The school year has started, and parents and students are hopeful that education has returned to “normal” from the last three school years of COVID pandemic-era closures and online learning. For students, the California public school system crumbled under the closures and online classes offered little to no growth in learning. For students with disabilities or special needs, it was nonexistent.
According to Bellwether Education Partners, “In Los Angeles, 15%-20% of English learners, students in foster care, students with disabilities, and homeless students didn’t access any of the district’s online educational materials from March through May (2020).” Students with disabilities or special needs require and rely on personal, hands-on attention from education specialists to be successful. In a pandemic that required no in-person contact and learning through virtual means, education was practically impossible for these students.
While parents of students were having to learn to be teachers overnight in English and Math, parents of special needs students had to learn occupational, speech, and physical therapy to help their kids learn. Many students with disabilities use assistive technology that online platforms such as Zoom and Microsoft Teams are not compatible with. This made remote learning practically impossible.
A May 2020, survey revealed that 40% of parents said their child in special education did not receive any support at all and only 20% of parents said their child was receiving all services.
With the pandemic closures and distance learning behind us, the repercussions of limited education and resources for special needs students is evident. After two years of learning how to educate their children at home, parents are entering the 2022-23 school year with hopes of better resources, proper classroom staffing and personalized care for their children in-person.
Unfortunately, this will not be the case.
There has been a shortage of special education teachers and paraprofessionals for years. The California Teachers Association advocates for ratios of one teacher for every eight mild-moderate students and one teacher for every six moderate-severe students. However, in 2016, there were 17 special education students for each special education teacher in the United States, surpassing the overall student-teacher ratio of 16 students per teacher.

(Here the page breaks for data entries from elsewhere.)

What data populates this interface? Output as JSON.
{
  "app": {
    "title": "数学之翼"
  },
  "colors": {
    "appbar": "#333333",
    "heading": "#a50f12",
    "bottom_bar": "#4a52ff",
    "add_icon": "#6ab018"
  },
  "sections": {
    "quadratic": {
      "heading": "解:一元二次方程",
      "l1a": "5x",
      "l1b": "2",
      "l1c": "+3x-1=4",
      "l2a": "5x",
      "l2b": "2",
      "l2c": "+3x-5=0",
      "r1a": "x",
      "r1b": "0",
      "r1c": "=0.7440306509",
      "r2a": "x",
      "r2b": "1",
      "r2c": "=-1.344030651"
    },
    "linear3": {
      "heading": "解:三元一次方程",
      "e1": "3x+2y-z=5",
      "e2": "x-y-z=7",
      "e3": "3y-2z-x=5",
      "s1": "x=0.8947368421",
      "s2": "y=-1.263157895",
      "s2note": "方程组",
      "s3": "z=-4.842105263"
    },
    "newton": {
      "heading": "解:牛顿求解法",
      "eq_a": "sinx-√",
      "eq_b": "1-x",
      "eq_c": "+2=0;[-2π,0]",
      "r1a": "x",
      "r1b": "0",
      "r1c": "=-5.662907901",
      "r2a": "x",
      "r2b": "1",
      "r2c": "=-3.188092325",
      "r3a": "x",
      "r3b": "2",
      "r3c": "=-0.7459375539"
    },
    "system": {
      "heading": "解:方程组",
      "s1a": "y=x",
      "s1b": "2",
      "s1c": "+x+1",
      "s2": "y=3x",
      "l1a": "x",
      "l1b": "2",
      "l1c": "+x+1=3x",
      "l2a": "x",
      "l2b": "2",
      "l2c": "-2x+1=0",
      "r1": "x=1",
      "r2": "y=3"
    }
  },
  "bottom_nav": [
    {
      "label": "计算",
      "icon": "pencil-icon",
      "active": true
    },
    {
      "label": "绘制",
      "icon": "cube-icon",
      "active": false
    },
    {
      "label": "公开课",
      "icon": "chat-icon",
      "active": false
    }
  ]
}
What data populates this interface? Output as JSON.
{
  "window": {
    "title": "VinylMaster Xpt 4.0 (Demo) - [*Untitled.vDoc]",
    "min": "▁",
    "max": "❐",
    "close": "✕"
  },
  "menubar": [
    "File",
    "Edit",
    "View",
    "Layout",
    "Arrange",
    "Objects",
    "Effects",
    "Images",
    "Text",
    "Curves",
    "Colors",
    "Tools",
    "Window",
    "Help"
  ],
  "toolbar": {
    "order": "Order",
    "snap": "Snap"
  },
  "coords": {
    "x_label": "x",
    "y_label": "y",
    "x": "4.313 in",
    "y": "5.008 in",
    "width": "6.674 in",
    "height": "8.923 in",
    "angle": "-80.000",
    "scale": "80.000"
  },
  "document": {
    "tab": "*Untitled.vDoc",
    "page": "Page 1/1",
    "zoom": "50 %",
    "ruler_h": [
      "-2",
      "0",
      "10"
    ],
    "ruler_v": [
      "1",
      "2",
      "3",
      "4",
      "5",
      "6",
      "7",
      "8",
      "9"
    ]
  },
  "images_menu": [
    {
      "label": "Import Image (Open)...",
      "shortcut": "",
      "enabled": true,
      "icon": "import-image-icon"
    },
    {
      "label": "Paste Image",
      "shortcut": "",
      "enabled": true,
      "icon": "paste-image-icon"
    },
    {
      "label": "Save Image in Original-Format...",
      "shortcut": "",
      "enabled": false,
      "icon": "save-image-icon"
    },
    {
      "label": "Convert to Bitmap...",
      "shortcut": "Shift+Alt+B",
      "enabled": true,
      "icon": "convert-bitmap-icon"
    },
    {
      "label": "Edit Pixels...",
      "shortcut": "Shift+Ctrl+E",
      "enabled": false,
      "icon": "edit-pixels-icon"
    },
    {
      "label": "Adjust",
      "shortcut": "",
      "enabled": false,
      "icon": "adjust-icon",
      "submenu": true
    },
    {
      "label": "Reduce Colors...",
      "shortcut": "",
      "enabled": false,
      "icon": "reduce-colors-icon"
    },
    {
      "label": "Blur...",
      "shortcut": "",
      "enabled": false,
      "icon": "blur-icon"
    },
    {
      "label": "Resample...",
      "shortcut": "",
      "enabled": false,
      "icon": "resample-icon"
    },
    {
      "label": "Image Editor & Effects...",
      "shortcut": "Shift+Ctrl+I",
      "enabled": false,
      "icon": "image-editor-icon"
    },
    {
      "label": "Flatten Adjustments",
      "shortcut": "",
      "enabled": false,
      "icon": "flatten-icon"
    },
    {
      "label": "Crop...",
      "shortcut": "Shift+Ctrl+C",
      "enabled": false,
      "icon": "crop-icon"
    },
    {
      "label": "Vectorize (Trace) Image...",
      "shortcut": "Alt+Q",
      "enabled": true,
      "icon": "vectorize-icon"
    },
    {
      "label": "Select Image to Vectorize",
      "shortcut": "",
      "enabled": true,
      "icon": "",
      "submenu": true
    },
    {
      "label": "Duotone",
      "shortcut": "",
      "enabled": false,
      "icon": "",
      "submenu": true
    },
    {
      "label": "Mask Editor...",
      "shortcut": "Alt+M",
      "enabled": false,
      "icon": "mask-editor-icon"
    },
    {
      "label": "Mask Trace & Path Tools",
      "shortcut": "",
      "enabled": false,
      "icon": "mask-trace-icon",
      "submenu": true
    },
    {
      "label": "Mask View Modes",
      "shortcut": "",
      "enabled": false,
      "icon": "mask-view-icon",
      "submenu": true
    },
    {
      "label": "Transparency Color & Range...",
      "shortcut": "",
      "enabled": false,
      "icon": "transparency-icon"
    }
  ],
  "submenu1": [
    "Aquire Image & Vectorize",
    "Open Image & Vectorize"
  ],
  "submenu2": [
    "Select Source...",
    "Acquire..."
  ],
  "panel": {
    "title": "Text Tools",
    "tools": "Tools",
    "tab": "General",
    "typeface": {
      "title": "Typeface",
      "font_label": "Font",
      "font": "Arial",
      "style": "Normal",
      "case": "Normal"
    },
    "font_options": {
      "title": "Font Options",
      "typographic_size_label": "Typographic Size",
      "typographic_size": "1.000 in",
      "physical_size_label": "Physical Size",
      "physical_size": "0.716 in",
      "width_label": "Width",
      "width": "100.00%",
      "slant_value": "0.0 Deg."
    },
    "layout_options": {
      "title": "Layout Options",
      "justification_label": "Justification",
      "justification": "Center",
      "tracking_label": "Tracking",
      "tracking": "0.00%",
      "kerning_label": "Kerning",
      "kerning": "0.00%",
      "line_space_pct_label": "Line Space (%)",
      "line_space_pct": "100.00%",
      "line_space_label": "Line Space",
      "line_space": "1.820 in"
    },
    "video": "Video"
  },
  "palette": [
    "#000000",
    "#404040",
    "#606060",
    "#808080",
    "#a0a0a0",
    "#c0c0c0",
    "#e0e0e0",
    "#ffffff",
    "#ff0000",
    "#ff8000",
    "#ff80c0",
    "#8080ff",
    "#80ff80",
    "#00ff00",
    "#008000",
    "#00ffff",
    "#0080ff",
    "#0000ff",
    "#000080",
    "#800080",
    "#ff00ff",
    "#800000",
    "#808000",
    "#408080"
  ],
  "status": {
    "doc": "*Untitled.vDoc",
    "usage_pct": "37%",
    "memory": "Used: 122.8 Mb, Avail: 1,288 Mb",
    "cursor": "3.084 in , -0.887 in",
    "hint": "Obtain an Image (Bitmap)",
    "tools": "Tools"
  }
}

The high ratio is why more parents are turning to homeschooling to educate their special needs kids. As noted in PRI’s recent book The Homeschool Boom, homeschool parents can give their special needs kids the flexible scheduling, individualized curriculum, and one-on-one focus that they would never receive in a traditional public school setting.
Making matters worse is a prevalence of “substandard” credentials and permits for working teachers – substandard meaning emergency permits for those who have not completed a teacher-prep program, intern credentials for those who teach while still completing school or permits for those teaching outside of their subject area. Districts are permitted, by California law, to hire teachers on substandard credentials and permits only when a fully credentialed teacher is not available – and many of them do. According to the California Commission on Teacher Credentialing, the number of new substandard credentials and permits issued in special education has grown from 54% in 2014 to 65% in the 2017-18 school year.
The paraprofessional shortage in the special education space can be attributed to very low salaries. The average Special Education Paraprofessional in California is , but the salary range typically falls between $29,046 and $40,112. According to the California Poverty Measure, 16.4% of Californians lacked enough resources—$35,600 per year for a family of four, on average—to meet basic needs in 2019.
However, you can thank California’s teachers unions for low salaries for special education teachers and aides as they consistently oppose allowing salary variation based on subject. Teachers earn bonuses or increases in salary based on more education or taking more development courses, but the unions fight against offering higher pay to fill teacher positions in specialized subjects such as STEM or special education. Many of these potential teachers simply choose to earn more in the private sector, leaving special needs students without proper instruction.
Emily Humpal is deputy communications director at the Pacific Research Institute.